The most common disorder of the biliary tract (gallbladder and bile ducts) is gallstones. Why and how gallstones form is not fully understood, but it is thought that in some cases an abnormality in function causes the gallbladder to remove an excessive amount of water from the bile so that some of its constituents can no longer remain in solution. Gallstones occur very frequently in developed countries and may be associated with eating a diet that is high in fat and refined carbohydrates and low in fiber. As many as 10-20 percent of the U.S. population over the age of forty have gallstones, but only in a minority do symptoms occur. If gallstones are found by chance on an X-ray taken for some other reason it is standard practice to leave them alone if they are causing no symptoms, since the risk of developing problems is slightly less than the risk from a major operation. However, if a patient with asymptomatic gallstones is having an abdominal operation for another reason, the gallbladder may be removed at the same time. The problems that gallstones can give rise to are various and include cholecystitis (inflammation of the gallbladder), choledocholithiasis (gallstones in the common bile duct), and cholangitis (infection of the bile ducts), pancreatitis, and gallstone ileus (obstruction of the intestines by a gallstone).
Chronic Cholecystitis (Billary Colic)

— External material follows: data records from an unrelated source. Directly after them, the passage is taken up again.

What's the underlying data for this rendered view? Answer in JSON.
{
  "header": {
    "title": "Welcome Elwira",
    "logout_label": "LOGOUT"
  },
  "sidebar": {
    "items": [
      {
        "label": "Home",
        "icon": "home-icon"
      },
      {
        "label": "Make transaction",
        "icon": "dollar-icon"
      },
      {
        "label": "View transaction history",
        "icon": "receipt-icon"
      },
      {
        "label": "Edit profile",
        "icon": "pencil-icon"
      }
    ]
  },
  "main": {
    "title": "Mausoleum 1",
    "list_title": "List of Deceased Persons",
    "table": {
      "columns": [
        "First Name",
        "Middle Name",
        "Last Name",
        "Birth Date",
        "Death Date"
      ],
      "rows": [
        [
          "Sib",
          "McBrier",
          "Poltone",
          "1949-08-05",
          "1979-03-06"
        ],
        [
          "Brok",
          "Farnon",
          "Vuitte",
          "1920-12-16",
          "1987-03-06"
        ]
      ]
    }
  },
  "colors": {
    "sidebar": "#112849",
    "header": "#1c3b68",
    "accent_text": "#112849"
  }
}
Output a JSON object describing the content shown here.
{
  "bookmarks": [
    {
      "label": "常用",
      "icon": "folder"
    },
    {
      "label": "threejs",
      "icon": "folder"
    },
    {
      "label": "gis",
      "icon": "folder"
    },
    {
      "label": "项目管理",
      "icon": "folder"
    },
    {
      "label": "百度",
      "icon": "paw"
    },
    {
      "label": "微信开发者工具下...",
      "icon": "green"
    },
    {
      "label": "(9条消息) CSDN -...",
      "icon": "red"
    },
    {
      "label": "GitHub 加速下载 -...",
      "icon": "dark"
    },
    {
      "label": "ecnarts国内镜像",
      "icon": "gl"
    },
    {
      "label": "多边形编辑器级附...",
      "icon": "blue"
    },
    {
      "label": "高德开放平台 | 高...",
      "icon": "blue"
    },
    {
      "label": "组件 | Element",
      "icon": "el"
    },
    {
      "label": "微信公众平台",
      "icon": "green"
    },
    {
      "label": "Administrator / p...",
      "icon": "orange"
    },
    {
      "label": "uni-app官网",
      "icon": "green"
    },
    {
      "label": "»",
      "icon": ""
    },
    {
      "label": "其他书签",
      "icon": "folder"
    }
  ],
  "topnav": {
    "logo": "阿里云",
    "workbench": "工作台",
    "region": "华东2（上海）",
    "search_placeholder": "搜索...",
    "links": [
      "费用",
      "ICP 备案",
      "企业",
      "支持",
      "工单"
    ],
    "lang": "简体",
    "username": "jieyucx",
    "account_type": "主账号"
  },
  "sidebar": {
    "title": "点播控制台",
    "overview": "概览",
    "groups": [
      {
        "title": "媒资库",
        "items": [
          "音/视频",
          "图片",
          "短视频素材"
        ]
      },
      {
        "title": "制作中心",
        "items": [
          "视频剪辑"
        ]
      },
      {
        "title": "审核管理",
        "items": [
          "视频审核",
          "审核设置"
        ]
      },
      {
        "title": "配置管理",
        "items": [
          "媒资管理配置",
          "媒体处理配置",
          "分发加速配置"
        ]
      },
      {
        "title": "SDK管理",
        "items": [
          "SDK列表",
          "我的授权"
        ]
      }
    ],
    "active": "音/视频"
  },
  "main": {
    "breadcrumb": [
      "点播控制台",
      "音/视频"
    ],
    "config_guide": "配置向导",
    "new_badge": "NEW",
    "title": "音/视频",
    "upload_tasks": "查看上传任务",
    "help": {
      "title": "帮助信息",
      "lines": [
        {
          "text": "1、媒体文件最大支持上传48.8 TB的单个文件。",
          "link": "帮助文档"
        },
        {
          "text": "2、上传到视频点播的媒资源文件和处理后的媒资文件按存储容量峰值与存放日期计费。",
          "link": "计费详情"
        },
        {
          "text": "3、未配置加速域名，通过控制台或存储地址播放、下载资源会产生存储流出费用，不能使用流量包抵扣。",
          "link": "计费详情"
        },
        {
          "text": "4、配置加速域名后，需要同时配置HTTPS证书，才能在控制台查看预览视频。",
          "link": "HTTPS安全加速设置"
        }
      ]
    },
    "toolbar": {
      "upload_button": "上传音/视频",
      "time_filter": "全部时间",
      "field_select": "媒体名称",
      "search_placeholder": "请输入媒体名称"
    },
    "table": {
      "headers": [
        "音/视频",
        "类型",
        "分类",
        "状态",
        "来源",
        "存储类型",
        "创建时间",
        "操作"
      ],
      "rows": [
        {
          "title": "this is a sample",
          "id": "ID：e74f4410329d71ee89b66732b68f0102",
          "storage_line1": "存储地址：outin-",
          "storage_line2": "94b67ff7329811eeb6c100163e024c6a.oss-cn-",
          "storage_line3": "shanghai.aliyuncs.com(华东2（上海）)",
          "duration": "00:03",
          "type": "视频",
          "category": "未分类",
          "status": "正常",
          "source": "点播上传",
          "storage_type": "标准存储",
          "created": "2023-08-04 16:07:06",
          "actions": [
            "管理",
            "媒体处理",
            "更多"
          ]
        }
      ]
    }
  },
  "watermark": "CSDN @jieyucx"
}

The majority of patients with symptoms from their gallstones will suffer from chronic cholecystitis. The attacks are caused by a stone becoming stuck either in the junction of the gallbladder and the bile duct or in the duct itself. The muscle in the wall of both gallbladder and duct contracts in an effort to move the stone and this produces intense pain usually felt under the ribs on the right-hand side of the abdomen. However, the pain may also be felt under the V of the ribs or may extend right across the abdomen and spread around to the back, below the right shoulder blade. The patient may vomit and is usually restless. After several hours, the stone either falls back into the gallbladder or, by virtue of the muscle contractions, is passed down the bile duct and into the intestine. Some patients suffer from a constant dull ache in the upper abdomen and many complain of discomfort and flatulence after eating a fatty meal.
Twenty percent of those who develop gallbladder symptoms suffer from this condition, which most frequently affects women between the ages of twenty and forty. Like chronic cholecystitis, it is caused by a stone becoming jammed either in the junction of the gallbladder and duct or in the duct itself, and many patients have previously suffered from binary colic, indigestion, or flatulence. The pain of acute cholecystitis stems from inflammation that is probably caused at first by the chemicals in the bile. However, a bacterial infection then supervenes in 50 percent or more of cases. The pain comes on suddenly and is severe and constant. It is felt across the right and central parts of the upper abdomen and under the right shoulder blade. The patient usually vomits and is quite ill and feverish. If the common bile duct becomes swollen, slight jaundice may occur as bile from the liver is prevented from passing into the intestine and enters the bloodstream instead.
Cholecystectomy: Removal of the Gallbladder
There are several methods of dealing with gallstones, and the Gastrointestinal Surgeons of the University of Pennsylvania are experts in choosing the correct treatment for an individual patient. When symptoms from gallstones occur, removal of the gallbladder is the best approach in most cases. Currently, the most commonly performed operation is called laparoscopic cholecystectomy - the procedure designed to remove the gallbladder as easily and safely as possible and with the smallest possible incisions. A conventional cholecystectomy involves major abdominal surgery. In some patients who are not fit for surgery, it may be possible to dissolve the stones by giving them chenodeoxycholic acid or ursodeoxycholic acid. These preparations are taken by mouth and are excreted in the bile. However, they will only work if the gallbladder works and if the gallstones are very small and contain very little calcium (making them invisible on a plain X-ray of the abdomen). This treatment is not suitable for women of childbearing age or for those with any form of liver disease. It has the disadvantage that, although 80 percent of stones may be dissolved after six month’s or a year's treatment, they frequently re-form after the medication has stopped. Lithotripsy, in which external shock waves are used to bombard and shatter the stones, is sometimes used but is less successful with gallstones than it is with kidney and ureter stones. Another approach involves injecting into the gallbladder a strong solution that dissolves the cholesterol from which the stones are made. Gallstone disease requires sound judgment and extensive experience to manage properly – experience possessed by the Gastrointestinal Surgeons of the University of Pennsylvania.